Video | Business Headlines | Internet | Science | Scientific Ethics | Technology | Search


US/NZ to track endangered whales in Rarotonga

US/NZ to track endangered whales in Rarotonga

26 August 2014

Three US scientists are this week deploying satellite tracking tags on Humpback whales off the Rarotonga coast to gain information vital to protecting the endangered mammals from extinction.

The scientists, University of Canterbury lecturer Travis Horton, Director of the Center for Cetacean Research and Conservation Nan Hauser, and the National Oceanic and Atmosphere Administration’s Alex Zerbini, will deploy seven satellite monitoring tags between August 26 and September 6.

Dr Horton said it would be only the second time the endangered Oceania Humpback whales are tracked from the Cook Islands. The last documented track was recorded by Dr Hauser in 2007.

Dr Hauser’s research showed several whales moved directly from Rarotonga to American Samoa before making the long distance migration from their tropical calving grounds to feeding grounds in the Antarctic.

“We still lack basic knowledge about Humpback whale movement, but past research indicates that Rarotonga largely serves as a stop-over site for whales in transit to other areas across Oceania,” Dr Horton said.

“By deploying satellite transmitter tags on whales as they pass through Rarotonga, we’ll gain a better understanding of how these whales disperse and what migration corridors they use,” he said.

The satellite tracking tags, which last over a year, will allow the scientists to monitor the whales’ movements as soon as the transmitters are attached. Subsequent data from the Argos satellite system will continue to detail the whales’ movement in real time.

US Secretary of State John Kerry’s ‘Our Ocean 2014’ conference in June this year, emphasised the importance of bilateral partnerships, such as this one between the US and New Zealand, in preserving global ocean health and its inhabitants for future generations.

Further information:

Follow Dr Horton’s whale blog:

More information about US Secretary of State John Kerry’s ‘Our Ocean 2014’ conference:


© Scoop Media

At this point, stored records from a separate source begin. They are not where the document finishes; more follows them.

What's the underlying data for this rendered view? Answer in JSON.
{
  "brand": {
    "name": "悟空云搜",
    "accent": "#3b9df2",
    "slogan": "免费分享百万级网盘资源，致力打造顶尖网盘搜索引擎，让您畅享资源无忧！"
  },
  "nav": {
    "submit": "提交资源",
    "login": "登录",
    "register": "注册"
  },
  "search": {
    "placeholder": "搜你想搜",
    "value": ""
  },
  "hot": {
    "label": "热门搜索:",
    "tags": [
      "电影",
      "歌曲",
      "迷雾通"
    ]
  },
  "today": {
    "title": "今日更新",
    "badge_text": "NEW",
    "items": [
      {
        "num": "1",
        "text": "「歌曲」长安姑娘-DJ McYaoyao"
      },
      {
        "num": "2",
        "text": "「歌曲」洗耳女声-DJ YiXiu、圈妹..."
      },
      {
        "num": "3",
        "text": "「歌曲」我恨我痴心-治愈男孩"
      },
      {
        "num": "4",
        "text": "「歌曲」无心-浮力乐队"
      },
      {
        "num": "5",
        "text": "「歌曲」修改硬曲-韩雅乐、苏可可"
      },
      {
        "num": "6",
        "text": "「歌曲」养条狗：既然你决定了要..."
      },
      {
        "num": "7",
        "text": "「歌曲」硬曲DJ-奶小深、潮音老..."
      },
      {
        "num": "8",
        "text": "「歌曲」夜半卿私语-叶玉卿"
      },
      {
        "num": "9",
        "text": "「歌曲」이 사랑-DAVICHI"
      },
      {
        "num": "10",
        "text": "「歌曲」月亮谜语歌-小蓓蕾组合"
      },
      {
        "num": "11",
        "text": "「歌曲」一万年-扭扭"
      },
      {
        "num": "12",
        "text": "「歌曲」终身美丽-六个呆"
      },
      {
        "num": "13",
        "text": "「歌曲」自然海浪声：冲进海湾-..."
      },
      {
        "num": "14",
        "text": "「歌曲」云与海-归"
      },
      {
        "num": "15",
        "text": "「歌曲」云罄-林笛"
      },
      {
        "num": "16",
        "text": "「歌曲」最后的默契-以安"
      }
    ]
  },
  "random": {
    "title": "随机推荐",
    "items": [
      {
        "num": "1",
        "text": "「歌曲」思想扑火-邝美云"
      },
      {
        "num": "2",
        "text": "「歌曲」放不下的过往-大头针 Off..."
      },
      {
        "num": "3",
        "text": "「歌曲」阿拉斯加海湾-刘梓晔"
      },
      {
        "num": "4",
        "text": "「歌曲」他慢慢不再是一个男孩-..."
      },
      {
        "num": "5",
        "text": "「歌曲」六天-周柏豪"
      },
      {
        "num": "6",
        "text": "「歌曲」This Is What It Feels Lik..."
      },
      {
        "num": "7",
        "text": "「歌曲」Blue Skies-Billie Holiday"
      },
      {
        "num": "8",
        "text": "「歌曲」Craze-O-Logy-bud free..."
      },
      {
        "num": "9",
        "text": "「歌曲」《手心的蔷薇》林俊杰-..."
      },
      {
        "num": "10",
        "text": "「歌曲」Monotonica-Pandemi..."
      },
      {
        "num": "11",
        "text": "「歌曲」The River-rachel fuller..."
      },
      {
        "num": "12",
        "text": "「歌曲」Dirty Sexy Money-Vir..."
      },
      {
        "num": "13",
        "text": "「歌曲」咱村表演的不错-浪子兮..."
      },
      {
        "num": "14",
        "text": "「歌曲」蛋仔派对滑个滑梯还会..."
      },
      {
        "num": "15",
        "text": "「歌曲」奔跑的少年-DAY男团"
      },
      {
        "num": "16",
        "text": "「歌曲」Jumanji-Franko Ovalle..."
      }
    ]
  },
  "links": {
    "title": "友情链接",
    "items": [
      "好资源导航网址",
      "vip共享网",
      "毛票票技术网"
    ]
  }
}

Business Headlines | Sci-Tech Headlines


Banks: Westpac Keeps Core Government Transactions Contract

The local arm of Westpac Banking Corp has kept its contract with the New Zealand government to provide core transactions, but will have to share peripheral services with its rivals. More>>


Science Investment Plan: Universities Welcome Statement

Universities New Zealand has welcomed the National Statement of Science Investment released by the Government today... this is a critical document as it sets out the Government’s ten-year strategic direction that will guide future investment in New Zealand’s science system. More>>


Scouring: Cavalier Merger Would Extract 'Monopoly Rents' - Godfrey Hirst

A merger of Cavalier Wool Holdings and New Zealand Wool Services International's two wool scouring operations would create a monopoly, says carpet maker Godfrey Hirst. The Commerce Commission on Friday released its second draft determination on the merger, maintaining its view that the public benefits would outweigh the loss of competition. More>>


Scoop Review Of Books: She Means Business

As Foreman says in her conclusion, this is a business book. It opens with a brief biographical section followed by a collection of interesting tips for entrepreneurs... More>>


Hourly Wage Gap Grows: Gender Pay Gap Still Fixed At Fourteen Percent

“The totally unchanged pay gap is a slap in the face for women, families and the economy,” says Coalition spokesperson, Angela McLeod. Even worse, Māori and Pacific women face an outrageous pay gap of 28% and 33% when compared with the pay packets of Pākehā men. More>>


Housing: English On Housing Affordability And The Economy

"Long lead times in the planning process tend to drive prices higher in the upswing of the housing cycle. And those lead times increase the risk that eight years later, when additional supply arrives, the demand shock that spurred the additional supply has reversed. The resulting excess supply could produce a price crash..." More>>


Get More From Scoop

Search Scoop  
Powered by Vodafone
NZ independent news